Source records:

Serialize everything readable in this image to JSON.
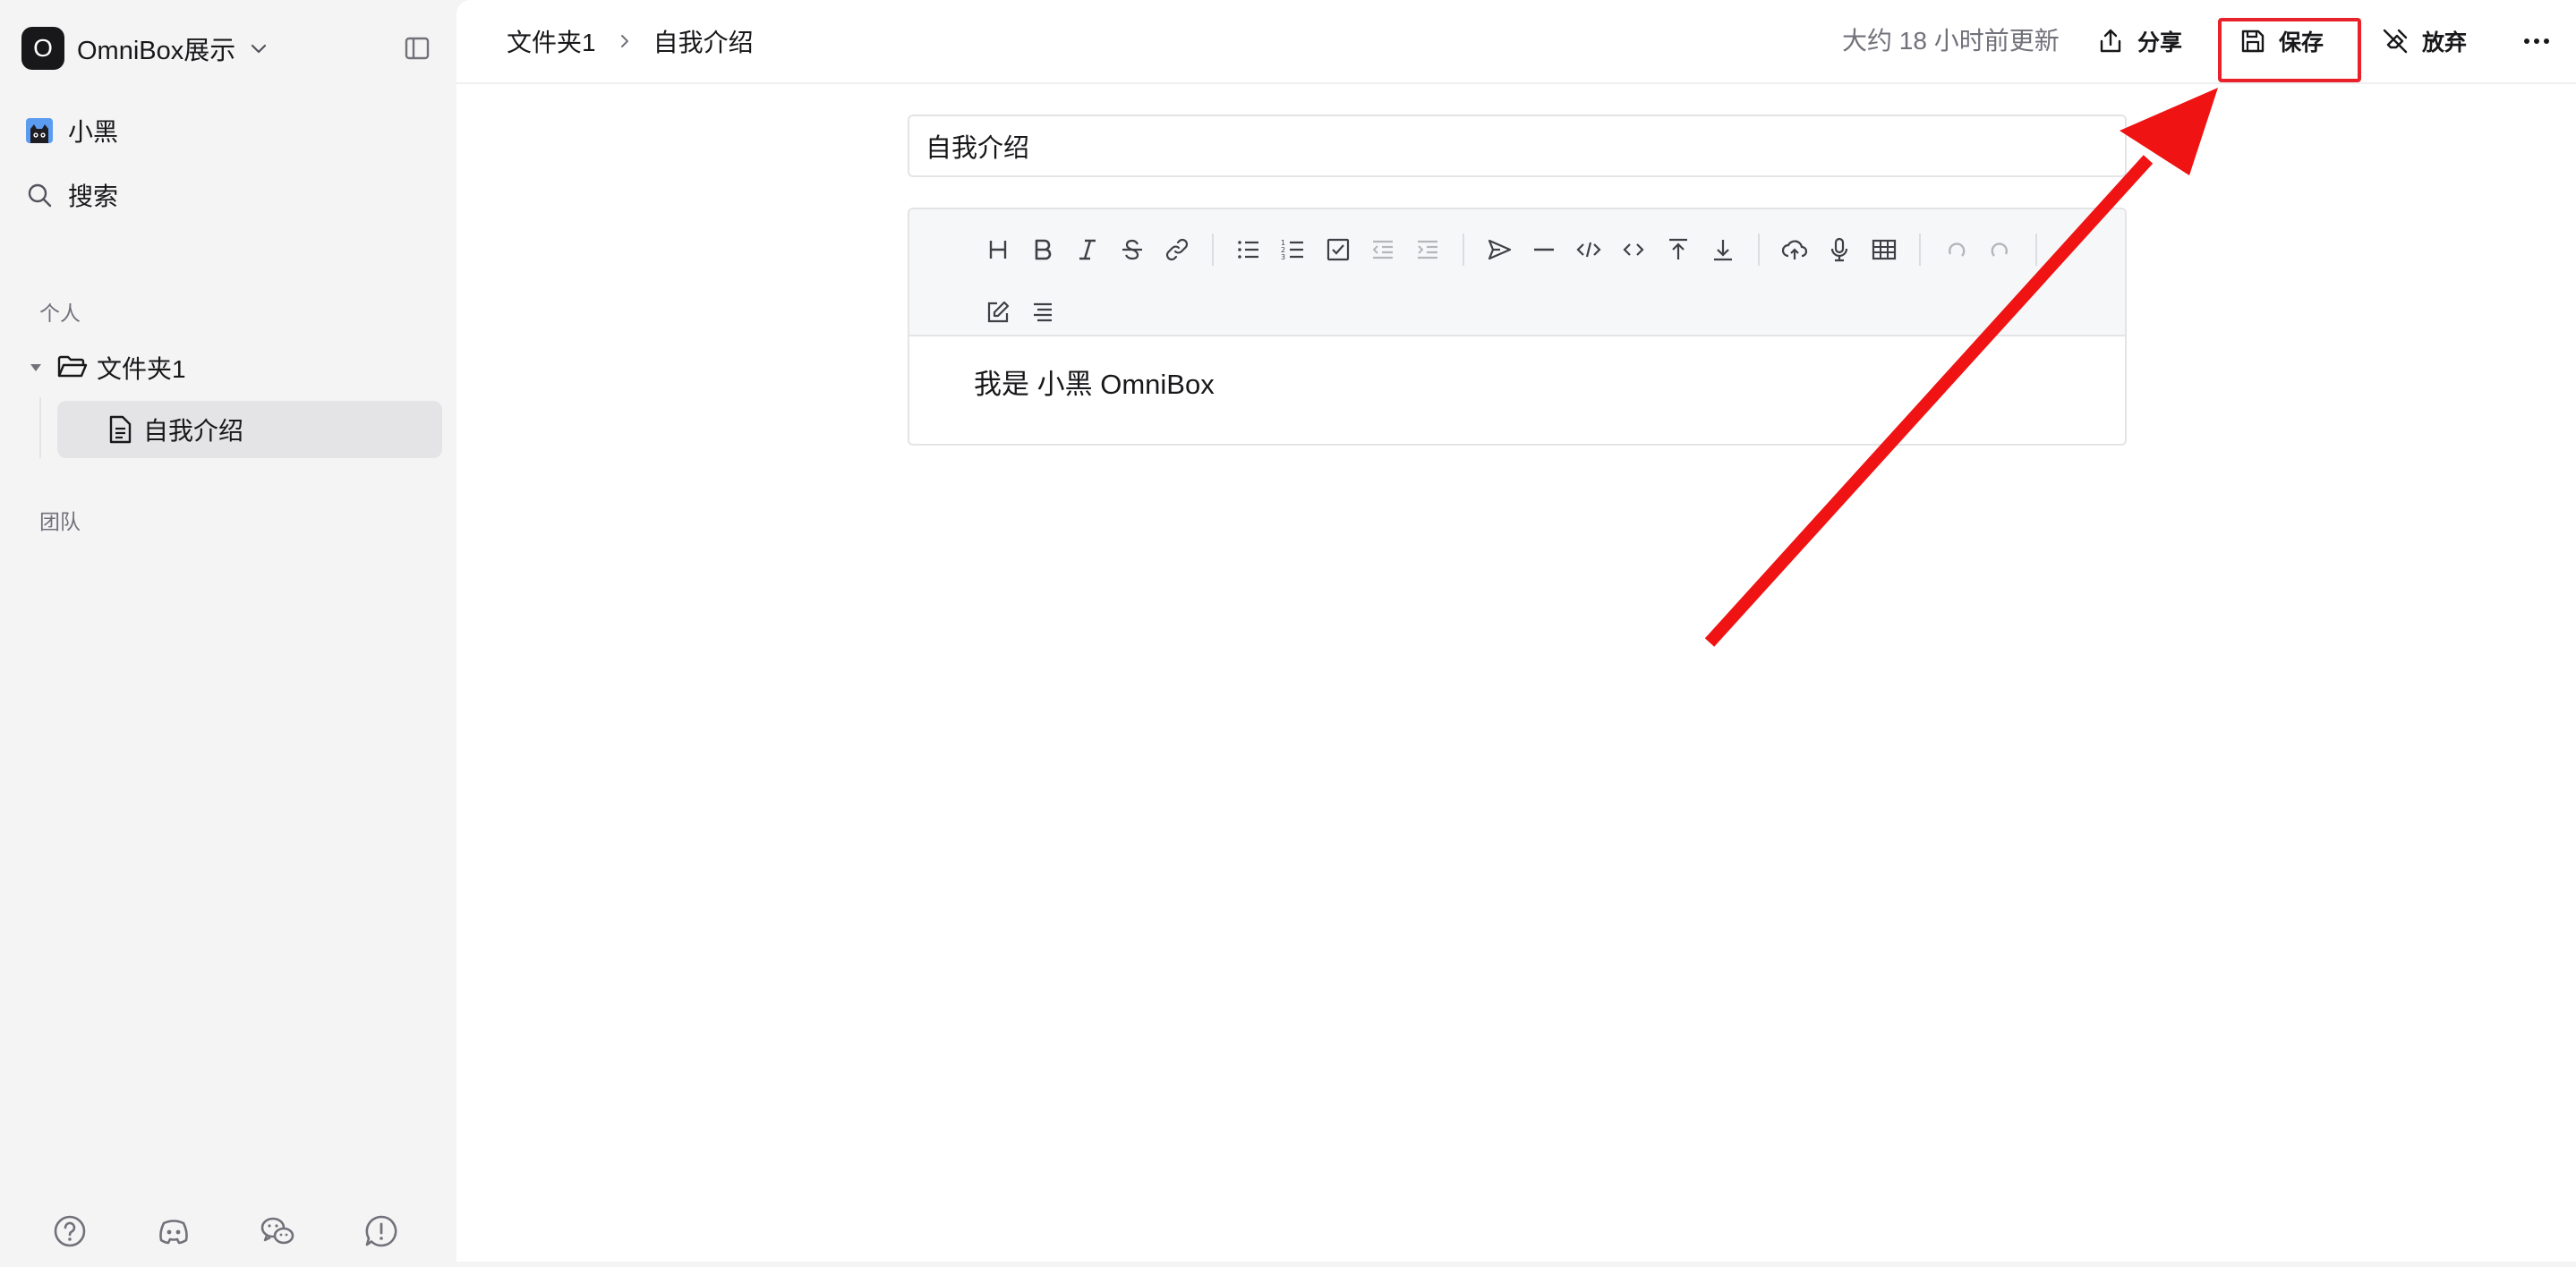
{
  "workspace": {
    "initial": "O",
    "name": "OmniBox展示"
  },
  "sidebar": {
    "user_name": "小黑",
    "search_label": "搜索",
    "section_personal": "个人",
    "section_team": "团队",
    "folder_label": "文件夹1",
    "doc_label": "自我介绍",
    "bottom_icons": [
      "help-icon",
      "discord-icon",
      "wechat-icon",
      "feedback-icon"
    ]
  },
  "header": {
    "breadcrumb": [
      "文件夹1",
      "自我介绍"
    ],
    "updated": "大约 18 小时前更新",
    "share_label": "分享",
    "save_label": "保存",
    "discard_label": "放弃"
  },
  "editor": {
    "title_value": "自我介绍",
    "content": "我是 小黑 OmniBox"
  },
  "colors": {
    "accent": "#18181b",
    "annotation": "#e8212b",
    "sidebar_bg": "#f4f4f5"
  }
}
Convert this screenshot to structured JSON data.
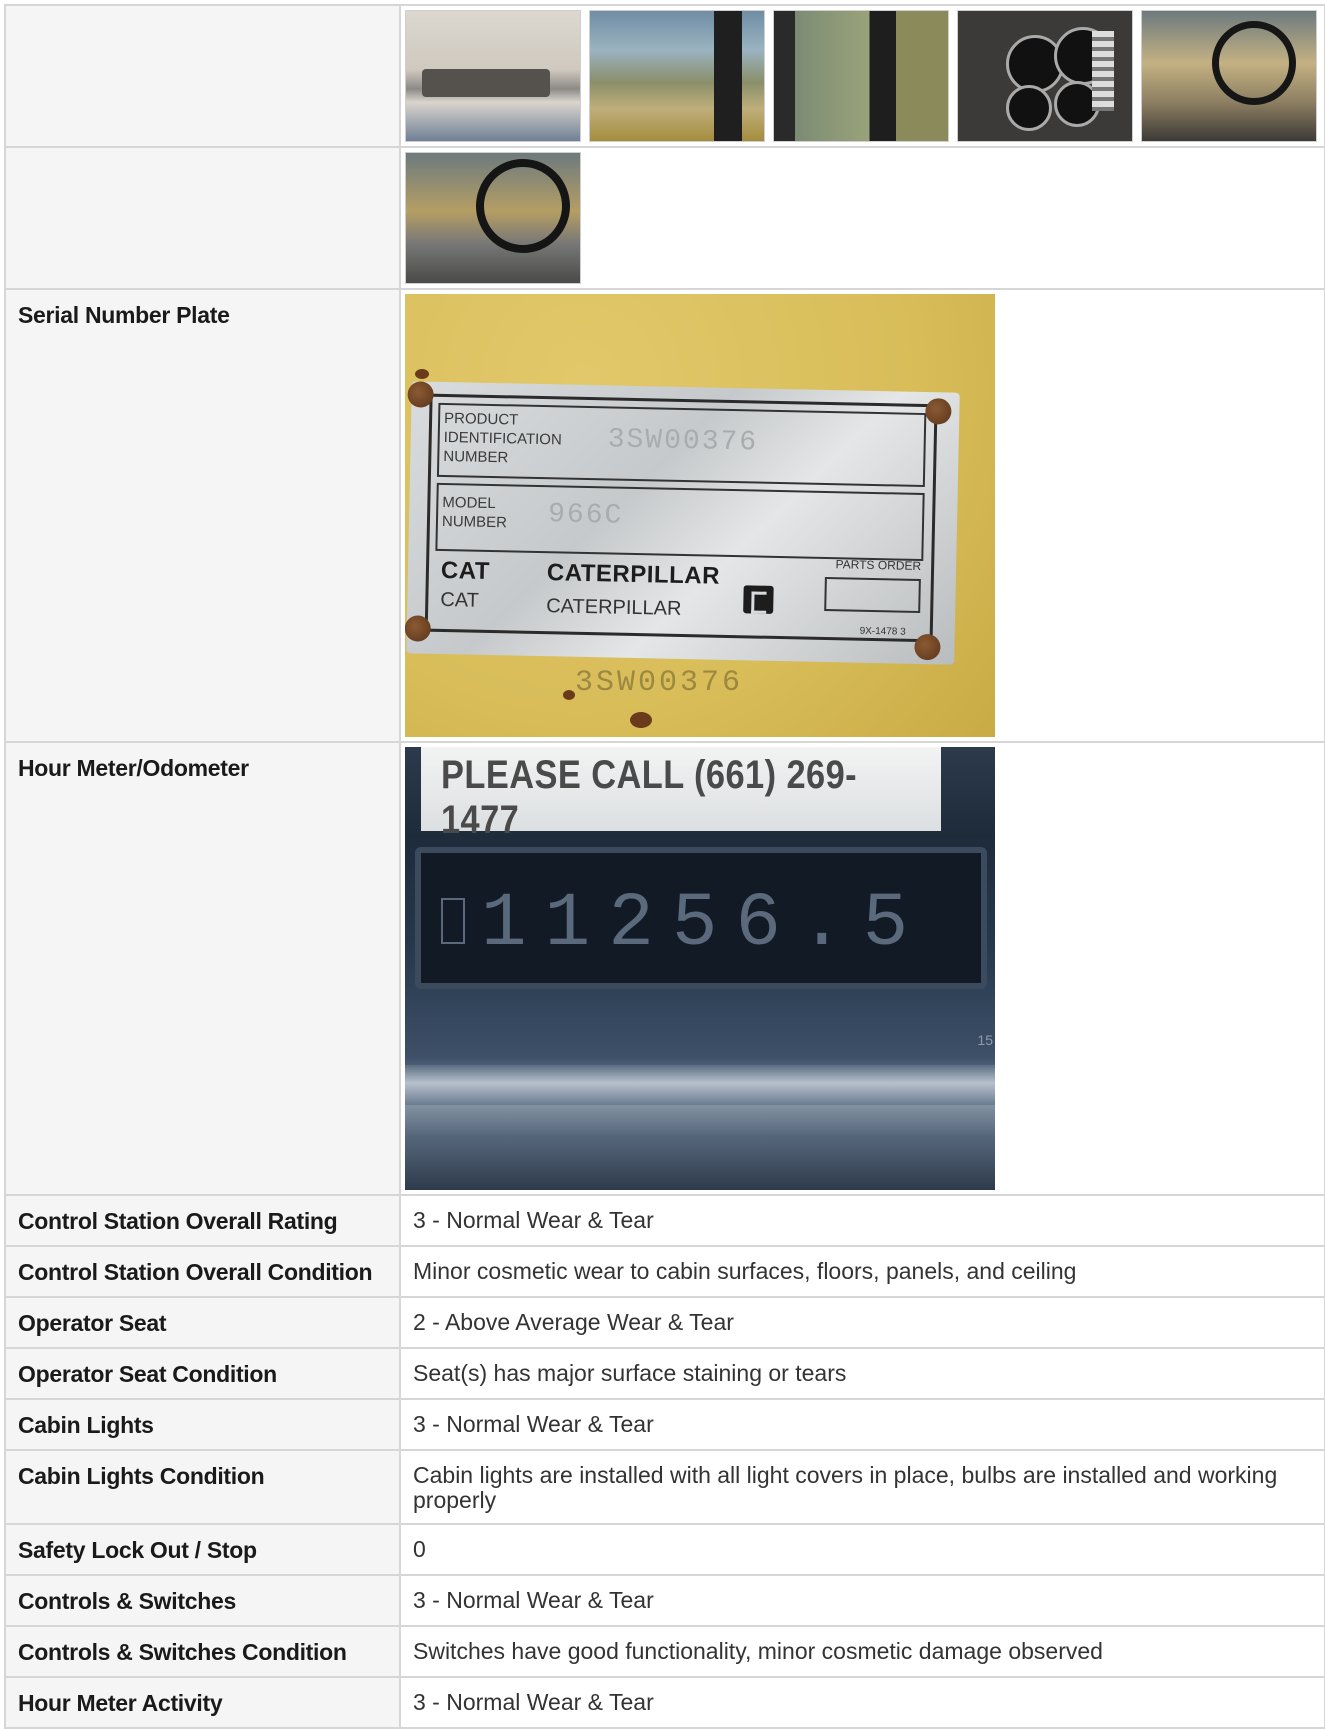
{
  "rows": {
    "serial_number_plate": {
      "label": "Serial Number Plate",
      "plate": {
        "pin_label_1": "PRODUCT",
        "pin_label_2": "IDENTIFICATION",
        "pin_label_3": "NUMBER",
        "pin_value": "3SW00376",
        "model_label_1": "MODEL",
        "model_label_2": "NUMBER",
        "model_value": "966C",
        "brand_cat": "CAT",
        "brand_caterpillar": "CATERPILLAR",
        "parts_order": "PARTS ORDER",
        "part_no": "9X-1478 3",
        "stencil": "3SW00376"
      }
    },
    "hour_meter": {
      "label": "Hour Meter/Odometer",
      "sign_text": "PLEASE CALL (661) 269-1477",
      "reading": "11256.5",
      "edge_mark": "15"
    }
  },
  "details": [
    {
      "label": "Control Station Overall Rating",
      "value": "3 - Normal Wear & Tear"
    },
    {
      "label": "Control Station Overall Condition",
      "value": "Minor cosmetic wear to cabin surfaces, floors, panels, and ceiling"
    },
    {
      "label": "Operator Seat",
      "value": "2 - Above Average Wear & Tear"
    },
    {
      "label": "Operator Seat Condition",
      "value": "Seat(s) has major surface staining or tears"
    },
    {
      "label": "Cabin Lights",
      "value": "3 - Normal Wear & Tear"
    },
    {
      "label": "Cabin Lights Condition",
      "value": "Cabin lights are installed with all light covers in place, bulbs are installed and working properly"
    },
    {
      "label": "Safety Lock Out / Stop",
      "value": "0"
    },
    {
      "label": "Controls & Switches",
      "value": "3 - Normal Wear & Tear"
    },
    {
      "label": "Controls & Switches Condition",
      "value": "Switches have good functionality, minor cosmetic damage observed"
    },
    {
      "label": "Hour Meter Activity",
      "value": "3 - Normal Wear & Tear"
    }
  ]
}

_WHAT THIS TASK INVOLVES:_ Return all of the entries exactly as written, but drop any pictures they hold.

_RESPONSE AREA:_
Serialize everything readable in this image to JSON.
{
  "workspace": {
    "initial": "O",
    "name": "OmniBox展示"
  },
  "sidebar": {
    "user_name": "小黑",
    "search_label": "搜索",
    "section_personal": "个人",
    "section_team": "团队",
    "folder_label": "文件夹1",
    "doc_label": "自我介绍",
    "bottom_icons": [
      "help-icon",
      "discord-icon",
      "wechat-icon",
      "feedback-icon"
    ]
  },
  "header": {
    "breadcrumb": [
      "文件夹1",
      "自我介绍"
    ],
    "updated": "大约 18 小时前更新",
    "share_label": "分享",
    "save_label": "保存",
    "discard_label": "放弃"
  },
  "editor": {
    "title_value": "自我介绍",
    "content": "我是 小黑 OmniBox"
  },
  "colors": {
    "accent": "#18181b",
    "annotation": "#e8212b",
    "sidebar_bg": "#f4f4f5"
  }
}
Convert this screenshot to structured JSON data.
{
  "rows": {
    "serial_number_plate": {
      "label": "Serial Number Plate",
      "plate": {
        "pin_label_1": "PRODUCT",
        "pin_label_2": "IDENTIFICATION",
        "pin_label_3": "NUMBER",
        "pin_value": "3SW00376",
        "model_label_1": "MODEL",
        "model_label_2": "NUMBER",
        "model_value": "966C",
        "brand_cat": "CAT",
        "brand_caterpillar": "CATERPILLAR",
        "parts_order": "PARTS ORDER",
        "part_no": "9X-1478 3",
        "stencil": "3SW00376"
      }
    },
    "hour_meter": {
      "label": "Hour Meter/Odometer",
      "sign_text": "PLEASE CALL (661) 269-1477",
      "reading": "11256.5",
      "edge_mark": "15"
    }
  },
  "details": [
    {
      "label": "Control Station Overall Rating",
      "value": "3 - Normal Wear & Tear"
    },
    {
      "label": "Control Station Overall Condition",
      "value": "Minor cosmetic wear to cabin surfaces, floors, panels, and ceiling"
    },
    {
      "label": "Operator Seat",
      "value": "2 - Above Average Wear & Tear"
    },
    {
      "label": "Operator Seat Condition",
      "value": "Seat(s) has major surface staining or tears"
    },
    {
      "label": "Cabin Lights",
      "value": "3 - Normal Wear & Tear"
    },
    {
      "label": "Cabin Lights Condition",
      "value": "Cabin lights are installed with all light covers in place, bulbs are installed and working properly"
    },
    {
      "label": "Safety Lock Out / Stop",
      "value": "0"
    },
    {
      "label": "Controls & Switches",
      "value": "3 - Normal Wear & Tear"
    },
    {
      "label": "Controls & Switches Condition",
      "value": "Switches have good functionality, minor cosmetic damage observed"
    },
    {
      "label": "Hour Meter Activity",
      "value": "3 - Normal Wear & Tear"
    }
  ]
}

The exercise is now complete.